▸ **To do**: From the records below, count the lines containing the word "Ctrl" and give only that number.

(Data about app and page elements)
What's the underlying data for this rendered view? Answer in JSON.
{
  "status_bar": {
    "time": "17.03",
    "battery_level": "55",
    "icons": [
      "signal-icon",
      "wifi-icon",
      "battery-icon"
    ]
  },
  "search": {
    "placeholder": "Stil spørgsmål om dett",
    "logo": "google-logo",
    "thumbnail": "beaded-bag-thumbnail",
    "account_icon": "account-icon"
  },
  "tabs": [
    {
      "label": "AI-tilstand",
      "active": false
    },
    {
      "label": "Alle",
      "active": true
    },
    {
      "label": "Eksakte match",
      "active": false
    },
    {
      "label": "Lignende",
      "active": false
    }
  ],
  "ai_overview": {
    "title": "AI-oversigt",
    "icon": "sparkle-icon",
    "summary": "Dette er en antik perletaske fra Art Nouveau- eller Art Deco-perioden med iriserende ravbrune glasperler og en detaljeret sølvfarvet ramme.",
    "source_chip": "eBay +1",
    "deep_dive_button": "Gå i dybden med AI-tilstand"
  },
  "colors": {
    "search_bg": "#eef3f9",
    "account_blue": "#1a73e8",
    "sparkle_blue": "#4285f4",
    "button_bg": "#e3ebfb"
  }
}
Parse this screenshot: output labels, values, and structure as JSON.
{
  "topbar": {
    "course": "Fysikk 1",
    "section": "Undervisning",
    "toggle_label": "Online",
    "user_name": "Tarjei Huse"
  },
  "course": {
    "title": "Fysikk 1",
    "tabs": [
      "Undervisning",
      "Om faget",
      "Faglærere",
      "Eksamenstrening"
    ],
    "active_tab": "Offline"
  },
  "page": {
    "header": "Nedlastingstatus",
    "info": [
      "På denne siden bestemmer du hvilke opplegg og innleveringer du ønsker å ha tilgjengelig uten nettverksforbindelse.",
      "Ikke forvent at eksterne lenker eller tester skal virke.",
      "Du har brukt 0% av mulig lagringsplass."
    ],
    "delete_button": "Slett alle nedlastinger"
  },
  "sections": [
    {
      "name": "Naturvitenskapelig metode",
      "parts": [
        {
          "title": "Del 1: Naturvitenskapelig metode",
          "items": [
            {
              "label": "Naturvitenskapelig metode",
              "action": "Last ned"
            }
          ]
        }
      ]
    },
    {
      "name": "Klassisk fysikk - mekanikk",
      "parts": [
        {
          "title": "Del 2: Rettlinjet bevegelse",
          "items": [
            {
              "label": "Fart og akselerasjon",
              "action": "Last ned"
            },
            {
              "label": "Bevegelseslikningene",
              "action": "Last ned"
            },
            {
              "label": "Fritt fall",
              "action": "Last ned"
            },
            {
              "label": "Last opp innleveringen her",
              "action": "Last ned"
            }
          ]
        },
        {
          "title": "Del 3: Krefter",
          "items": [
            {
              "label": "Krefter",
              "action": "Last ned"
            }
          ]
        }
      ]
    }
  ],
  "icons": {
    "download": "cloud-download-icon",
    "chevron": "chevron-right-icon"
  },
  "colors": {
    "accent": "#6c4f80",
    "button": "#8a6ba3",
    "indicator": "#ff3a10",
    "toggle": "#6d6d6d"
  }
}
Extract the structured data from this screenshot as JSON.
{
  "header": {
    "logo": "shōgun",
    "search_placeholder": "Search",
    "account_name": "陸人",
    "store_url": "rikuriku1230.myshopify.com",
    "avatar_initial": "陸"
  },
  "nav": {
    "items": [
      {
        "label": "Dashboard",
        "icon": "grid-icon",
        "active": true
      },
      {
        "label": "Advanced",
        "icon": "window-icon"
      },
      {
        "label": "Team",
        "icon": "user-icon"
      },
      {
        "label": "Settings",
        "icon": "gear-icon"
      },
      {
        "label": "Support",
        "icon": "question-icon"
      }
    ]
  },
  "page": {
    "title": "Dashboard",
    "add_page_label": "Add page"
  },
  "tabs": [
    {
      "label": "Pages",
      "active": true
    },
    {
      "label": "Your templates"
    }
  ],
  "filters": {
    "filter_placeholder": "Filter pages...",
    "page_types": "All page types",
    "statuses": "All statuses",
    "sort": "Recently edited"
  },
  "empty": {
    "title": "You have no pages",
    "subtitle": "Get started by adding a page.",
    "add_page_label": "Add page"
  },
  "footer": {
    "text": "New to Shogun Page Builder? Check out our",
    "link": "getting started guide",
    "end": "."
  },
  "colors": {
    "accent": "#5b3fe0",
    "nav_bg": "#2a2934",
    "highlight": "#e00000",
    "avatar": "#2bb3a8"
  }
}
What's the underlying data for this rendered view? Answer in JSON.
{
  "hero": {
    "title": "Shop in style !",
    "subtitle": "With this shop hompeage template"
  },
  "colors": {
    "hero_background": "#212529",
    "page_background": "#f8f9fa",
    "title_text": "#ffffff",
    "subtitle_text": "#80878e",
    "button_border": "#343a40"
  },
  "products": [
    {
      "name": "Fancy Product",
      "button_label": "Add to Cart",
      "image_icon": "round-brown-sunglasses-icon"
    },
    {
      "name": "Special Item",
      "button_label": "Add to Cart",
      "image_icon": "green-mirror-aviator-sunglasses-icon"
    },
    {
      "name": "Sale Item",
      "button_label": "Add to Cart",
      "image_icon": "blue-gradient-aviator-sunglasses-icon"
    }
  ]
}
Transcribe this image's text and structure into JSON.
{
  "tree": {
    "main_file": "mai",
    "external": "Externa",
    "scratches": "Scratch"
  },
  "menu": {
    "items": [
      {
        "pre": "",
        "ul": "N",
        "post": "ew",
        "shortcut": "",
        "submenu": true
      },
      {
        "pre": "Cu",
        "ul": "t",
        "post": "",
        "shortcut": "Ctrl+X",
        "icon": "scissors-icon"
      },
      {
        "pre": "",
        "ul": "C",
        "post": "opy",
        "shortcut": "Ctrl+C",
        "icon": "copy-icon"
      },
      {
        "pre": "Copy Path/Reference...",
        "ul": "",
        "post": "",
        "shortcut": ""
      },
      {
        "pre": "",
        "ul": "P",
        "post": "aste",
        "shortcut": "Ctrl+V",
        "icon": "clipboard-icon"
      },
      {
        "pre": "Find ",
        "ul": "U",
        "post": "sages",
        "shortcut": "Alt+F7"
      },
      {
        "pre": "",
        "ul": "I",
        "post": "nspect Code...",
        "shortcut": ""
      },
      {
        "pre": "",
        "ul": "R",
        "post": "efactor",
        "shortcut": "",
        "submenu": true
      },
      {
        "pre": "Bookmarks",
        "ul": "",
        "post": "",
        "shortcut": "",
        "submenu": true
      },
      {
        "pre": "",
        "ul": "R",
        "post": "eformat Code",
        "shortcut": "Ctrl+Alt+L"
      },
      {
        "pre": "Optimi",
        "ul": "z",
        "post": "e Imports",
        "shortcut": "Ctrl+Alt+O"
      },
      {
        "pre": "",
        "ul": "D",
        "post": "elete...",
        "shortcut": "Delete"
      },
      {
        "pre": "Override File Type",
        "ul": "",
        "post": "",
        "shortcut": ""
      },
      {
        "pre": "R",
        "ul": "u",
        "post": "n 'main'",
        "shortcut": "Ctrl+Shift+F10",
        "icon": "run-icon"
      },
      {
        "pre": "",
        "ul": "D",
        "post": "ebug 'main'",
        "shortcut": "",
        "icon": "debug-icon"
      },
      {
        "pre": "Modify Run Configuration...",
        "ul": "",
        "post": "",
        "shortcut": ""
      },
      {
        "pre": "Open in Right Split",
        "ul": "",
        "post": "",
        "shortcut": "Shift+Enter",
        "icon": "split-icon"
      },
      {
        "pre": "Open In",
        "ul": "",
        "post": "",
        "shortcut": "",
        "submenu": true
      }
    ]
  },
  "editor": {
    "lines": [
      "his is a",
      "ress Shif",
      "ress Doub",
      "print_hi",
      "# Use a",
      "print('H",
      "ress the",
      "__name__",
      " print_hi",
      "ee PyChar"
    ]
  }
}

▸ **Solution for this problem**: 6